In the developed European Middle Ages, the most famous works of embroidery art were associated with England and Sicily. The most famous historic cloth, known as the Bayeux Tapestry, comes from England. This hand-embroidered canvas, which is 73 meters long and 50 centimeters wide, depicts the conquest of England by William the Conqueror in 1066. It is a major historical source to learn about the history of medieval Europe, however, historians have failed so far to answer the question: who initiated and ordered the tapestry. The autumn of the Middle Ages brought further progress and development of embroidery, which was especially popular in France and Flanders. The works of this period were characterized by dynamism, expression and, above all, naturalism. Embroidery was also developing in Poland and other countries of Central Europe. It reached Central Europe thanks to contacts with the Middle and Far East.bayeux tapestry infographicHistorians agree that the invention of print in the 15th century significantly contributed to the development of embroidery. Various bestiaries and atlases of plants were mass-printed (as per the then standards), whereas the illustrations depicted in them inspired many embroidery motifs. In the subsequent centuries, embroidery was used not only in the handicraft of ceremonial or liturgical vestments, banners and standards, but more and more often it became a decorative element of everyday garment.

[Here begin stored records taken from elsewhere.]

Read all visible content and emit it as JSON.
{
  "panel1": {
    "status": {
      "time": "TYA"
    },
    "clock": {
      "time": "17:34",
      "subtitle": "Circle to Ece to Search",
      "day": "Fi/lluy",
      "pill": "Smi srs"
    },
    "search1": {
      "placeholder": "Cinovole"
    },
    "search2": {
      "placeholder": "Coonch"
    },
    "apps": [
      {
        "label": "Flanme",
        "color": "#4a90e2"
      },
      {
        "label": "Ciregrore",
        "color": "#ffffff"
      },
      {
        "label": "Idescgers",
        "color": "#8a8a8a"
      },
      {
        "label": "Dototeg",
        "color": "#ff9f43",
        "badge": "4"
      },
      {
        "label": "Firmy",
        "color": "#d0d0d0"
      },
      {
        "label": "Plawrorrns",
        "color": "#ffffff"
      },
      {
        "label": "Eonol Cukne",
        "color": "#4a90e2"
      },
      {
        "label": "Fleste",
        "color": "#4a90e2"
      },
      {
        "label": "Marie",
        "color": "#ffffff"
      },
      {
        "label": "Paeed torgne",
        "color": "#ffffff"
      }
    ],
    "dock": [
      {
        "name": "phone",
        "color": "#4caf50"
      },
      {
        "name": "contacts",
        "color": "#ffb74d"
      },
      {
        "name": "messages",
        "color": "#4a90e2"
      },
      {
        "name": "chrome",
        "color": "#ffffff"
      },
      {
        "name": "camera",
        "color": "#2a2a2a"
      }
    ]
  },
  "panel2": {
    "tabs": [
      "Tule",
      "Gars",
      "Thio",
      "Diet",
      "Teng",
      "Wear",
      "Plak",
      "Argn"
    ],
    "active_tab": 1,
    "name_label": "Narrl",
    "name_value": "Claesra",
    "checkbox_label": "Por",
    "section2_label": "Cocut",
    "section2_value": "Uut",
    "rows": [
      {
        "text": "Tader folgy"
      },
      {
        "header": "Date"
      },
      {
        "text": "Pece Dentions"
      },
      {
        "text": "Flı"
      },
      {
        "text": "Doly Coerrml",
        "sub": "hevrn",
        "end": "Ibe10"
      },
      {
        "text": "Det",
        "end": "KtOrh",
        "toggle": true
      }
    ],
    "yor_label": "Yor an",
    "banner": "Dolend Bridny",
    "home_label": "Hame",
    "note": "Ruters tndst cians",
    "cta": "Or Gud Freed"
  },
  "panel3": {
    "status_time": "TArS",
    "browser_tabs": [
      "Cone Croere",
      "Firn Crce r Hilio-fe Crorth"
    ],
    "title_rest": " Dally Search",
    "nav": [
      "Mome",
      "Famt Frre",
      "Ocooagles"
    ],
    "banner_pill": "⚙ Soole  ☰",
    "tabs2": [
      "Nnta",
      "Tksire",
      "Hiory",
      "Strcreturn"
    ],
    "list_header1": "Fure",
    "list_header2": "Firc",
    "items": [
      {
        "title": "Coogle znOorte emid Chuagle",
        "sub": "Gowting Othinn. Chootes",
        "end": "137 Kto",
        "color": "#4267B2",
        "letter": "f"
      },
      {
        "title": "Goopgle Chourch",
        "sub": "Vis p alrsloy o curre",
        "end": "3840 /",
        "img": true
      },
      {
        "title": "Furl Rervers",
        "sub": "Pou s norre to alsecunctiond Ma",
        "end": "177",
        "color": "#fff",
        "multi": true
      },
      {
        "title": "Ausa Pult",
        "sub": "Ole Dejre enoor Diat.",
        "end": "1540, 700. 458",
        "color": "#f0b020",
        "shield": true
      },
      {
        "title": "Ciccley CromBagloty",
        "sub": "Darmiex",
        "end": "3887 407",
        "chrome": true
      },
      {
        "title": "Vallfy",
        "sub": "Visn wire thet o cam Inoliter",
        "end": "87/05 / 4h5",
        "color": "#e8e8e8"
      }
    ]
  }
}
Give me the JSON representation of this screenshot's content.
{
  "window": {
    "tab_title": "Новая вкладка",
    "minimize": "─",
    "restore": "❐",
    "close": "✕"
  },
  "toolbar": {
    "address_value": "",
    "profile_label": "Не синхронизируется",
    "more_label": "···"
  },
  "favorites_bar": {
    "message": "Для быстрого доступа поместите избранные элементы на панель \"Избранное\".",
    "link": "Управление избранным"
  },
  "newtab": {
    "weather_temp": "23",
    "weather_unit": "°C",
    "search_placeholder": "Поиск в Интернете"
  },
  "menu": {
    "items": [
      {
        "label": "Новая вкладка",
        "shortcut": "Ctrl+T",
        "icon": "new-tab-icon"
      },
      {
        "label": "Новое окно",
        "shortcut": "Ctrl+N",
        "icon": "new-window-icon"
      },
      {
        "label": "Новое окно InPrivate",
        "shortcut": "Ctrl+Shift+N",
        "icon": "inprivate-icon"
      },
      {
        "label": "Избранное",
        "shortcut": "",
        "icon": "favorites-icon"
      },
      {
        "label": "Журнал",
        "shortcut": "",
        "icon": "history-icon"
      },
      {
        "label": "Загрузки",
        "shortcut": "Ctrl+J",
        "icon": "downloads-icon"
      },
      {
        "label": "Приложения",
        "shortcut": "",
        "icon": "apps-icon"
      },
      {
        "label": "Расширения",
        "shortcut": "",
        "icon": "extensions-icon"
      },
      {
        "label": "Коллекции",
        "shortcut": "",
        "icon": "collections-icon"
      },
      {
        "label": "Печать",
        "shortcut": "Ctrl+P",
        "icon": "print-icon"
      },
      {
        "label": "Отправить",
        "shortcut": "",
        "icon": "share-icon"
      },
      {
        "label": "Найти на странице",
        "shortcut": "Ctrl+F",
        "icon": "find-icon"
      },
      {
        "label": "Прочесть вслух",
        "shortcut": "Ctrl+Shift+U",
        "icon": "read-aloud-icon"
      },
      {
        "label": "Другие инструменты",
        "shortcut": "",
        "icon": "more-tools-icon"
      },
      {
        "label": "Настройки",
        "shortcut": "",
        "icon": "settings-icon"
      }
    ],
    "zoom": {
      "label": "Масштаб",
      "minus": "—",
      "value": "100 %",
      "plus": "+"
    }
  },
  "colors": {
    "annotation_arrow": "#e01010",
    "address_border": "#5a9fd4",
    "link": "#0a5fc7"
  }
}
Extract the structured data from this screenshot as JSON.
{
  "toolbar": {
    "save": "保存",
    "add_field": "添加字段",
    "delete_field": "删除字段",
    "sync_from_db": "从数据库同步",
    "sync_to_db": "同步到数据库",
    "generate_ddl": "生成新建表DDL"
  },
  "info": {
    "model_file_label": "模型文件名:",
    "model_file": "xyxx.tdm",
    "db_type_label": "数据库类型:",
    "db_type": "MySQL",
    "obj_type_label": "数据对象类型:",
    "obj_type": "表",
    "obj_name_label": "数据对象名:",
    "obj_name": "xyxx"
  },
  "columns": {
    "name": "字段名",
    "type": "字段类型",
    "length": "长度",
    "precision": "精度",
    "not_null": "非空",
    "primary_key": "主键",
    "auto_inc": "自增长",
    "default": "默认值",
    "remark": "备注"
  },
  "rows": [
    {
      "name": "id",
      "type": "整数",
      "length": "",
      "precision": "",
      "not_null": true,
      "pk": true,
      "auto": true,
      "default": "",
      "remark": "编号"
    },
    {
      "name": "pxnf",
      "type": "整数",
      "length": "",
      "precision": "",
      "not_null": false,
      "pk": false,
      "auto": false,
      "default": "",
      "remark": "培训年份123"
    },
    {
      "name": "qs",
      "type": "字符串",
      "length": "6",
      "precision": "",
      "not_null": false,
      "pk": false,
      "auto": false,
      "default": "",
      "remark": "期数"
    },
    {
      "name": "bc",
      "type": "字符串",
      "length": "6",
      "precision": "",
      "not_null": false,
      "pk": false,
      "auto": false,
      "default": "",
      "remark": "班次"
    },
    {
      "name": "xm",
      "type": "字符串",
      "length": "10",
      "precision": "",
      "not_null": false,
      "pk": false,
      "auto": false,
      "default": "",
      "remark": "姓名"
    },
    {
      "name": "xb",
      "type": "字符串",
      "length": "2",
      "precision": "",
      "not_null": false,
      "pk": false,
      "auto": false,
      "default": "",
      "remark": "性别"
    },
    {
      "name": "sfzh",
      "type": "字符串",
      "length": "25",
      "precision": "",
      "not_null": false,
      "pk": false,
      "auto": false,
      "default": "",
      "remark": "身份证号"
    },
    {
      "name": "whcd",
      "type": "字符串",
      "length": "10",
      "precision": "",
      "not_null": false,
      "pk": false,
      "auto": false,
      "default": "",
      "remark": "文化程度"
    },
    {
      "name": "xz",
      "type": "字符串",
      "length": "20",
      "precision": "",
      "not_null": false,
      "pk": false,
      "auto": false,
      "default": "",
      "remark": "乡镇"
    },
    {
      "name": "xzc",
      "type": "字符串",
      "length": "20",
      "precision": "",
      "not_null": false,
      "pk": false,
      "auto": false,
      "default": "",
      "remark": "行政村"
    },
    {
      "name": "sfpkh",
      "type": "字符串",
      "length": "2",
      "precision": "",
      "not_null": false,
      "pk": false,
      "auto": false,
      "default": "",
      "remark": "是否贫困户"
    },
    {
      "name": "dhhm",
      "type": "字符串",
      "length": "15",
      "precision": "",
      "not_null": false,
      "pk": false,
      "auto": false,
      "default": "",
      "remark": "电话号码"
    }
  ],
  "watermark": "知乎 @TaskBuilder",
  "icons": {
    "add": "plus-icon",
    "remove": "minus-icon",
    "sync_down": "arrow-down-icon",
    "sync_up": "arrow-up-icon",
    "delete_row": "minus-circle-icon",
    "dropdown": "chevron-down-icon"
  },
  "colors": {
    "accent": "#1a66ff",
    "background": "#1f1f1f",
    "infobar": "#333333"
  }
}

Discover more about the history of embroidered patches at 20th century from our blog as embroidered badges truly blossomed in WWII, on both side of the Atlantic. Read today.

The Industrial Revolution, which at the end of the 18th century spread rapidly in England, and then throughout the 19th century across Europe, brought the mechanization of embroidery as well. In 1828, the first mechanical embroidery machines were introduced to the market and in subsequent decades new inventions were promoted, which enabled the mass production of embroidered objects. Since the second half of the 20th century, IT techniques have been used extensively in the production process.

Mechanized production has not replaced handicraft completely. On the one hand, machine production was accompanied by the revival of traditional embroidery techniques, and on the other, a scientific reflection systemizing knowledge about embroidery. Additionally, in the 19th century, embroidery became an important element of girls’ education and one of the most common women’s activities.

Would you like to know more about the topic? You can read more about the history of the embroidery on the website of King John III Sobieski Palace in Wilanów, in the article by Monika Janisz titled “Painted with a Needle and Thread. History of Embroidery Outline”. The text presents extensive history of this craft, from the time of the medieval Bayeux Tapestry, until the end of the 19th century. For those for whom a trip to Warsaw is too long a journey, I recommend visiting the VA Museum in London where you will find many exhibits devoted to the history of embroidery.